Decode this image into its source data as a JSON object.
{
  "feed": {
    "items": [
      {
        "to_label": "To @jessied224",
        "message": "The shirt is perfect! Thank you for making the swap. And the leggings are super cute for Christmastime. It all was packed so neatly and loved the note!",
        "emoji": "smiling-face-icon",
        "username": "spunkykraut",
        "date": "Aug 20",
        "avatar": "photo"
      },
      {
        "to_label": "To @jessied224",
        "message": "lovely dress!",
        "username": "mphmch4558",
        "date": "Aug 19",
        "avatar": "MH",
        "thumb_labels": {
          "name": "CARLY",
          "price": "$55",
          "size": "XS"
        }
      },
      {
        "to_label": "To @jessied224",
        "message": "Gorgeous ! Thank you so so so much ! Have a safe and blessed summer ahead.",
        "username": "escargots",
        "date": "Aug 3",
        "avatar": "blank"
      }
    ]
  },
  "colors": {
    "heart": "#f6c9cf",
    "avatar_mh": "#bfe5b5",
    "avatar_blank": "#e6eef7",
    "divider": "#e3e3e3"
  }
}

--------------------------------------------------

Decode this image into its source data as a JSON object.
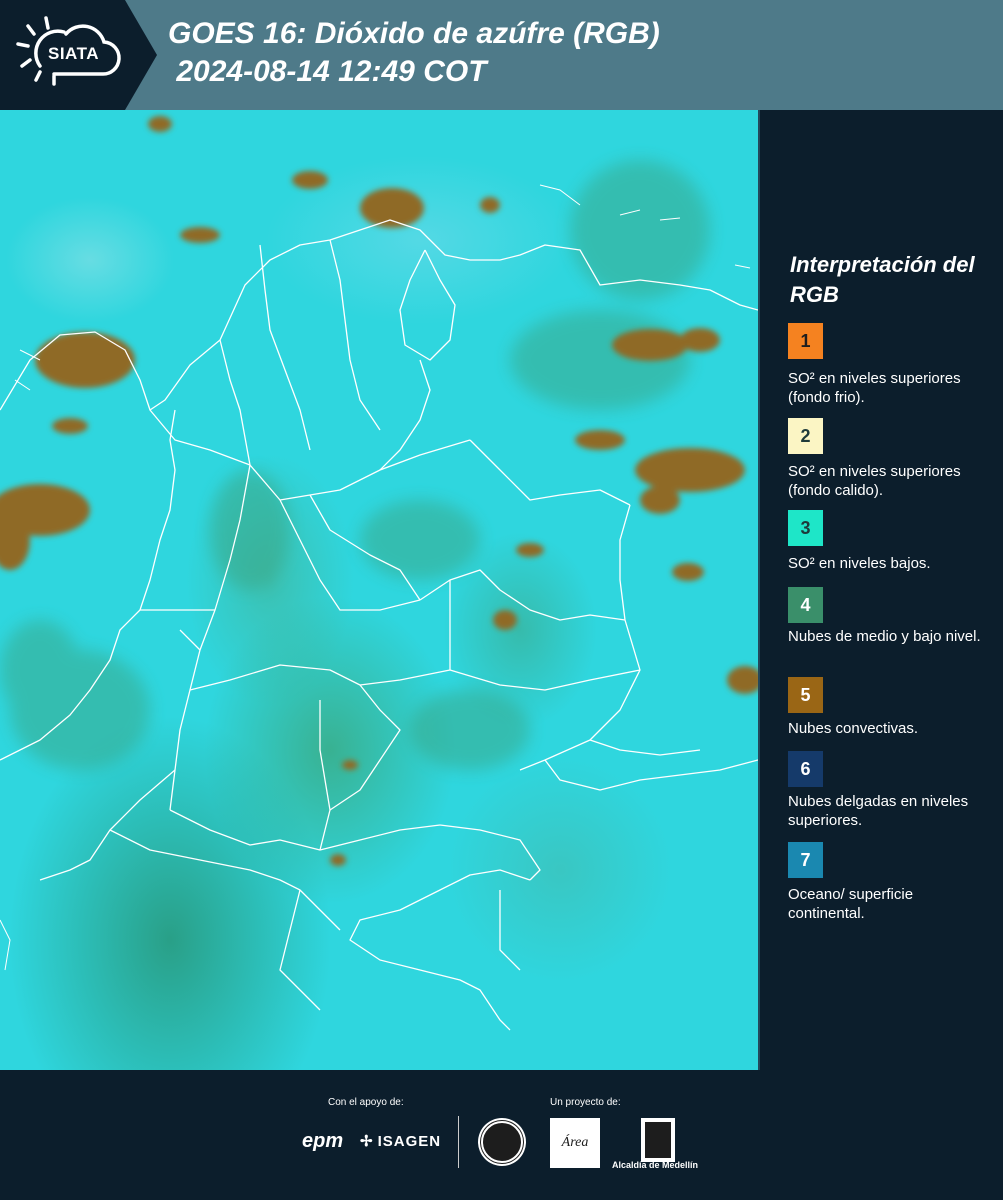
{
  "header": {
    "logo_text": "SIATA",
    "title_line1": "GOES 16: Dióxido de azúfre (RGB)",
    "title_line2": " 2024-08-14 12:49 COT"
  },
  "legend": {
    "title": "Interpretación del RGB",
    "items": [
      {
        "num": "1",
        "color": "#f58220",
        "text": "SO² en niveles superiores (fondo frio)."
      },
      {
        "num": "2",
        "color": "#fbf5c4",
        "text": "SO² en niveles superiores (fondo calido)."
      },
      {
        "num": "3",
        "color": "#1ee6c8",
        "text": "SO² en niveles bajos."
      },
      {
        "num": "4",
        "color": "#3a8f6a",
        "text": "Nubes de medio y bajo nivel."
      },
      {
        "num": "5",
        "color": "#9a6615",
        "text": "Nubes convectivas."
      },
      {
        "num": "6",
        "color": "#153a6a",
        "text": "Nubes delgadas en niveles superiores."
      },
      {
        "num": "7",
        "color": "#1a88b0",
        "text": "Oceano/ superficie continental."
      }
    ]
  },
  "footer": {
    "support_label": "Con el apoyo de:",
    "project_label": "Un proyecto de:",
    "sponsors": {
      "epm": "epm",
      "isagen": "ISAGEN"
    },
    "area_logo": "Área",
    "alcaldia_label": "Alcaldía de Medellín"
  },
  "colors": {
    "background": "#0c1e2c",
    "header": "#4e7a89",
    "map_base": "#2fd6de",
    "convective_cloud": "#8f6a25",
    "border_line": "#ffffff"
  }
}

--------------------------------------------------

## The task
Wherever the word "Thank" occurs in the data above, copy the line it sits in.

## Written response
        "message": "The shirt is perfect! Thank you for making the swap. And the leggings are super cute for Christmastime. It all was packed so neatly and loved the note!",
        "message": "Gorgeous ! Thank you so so so much ! Have a safe and blessed summer ahead.",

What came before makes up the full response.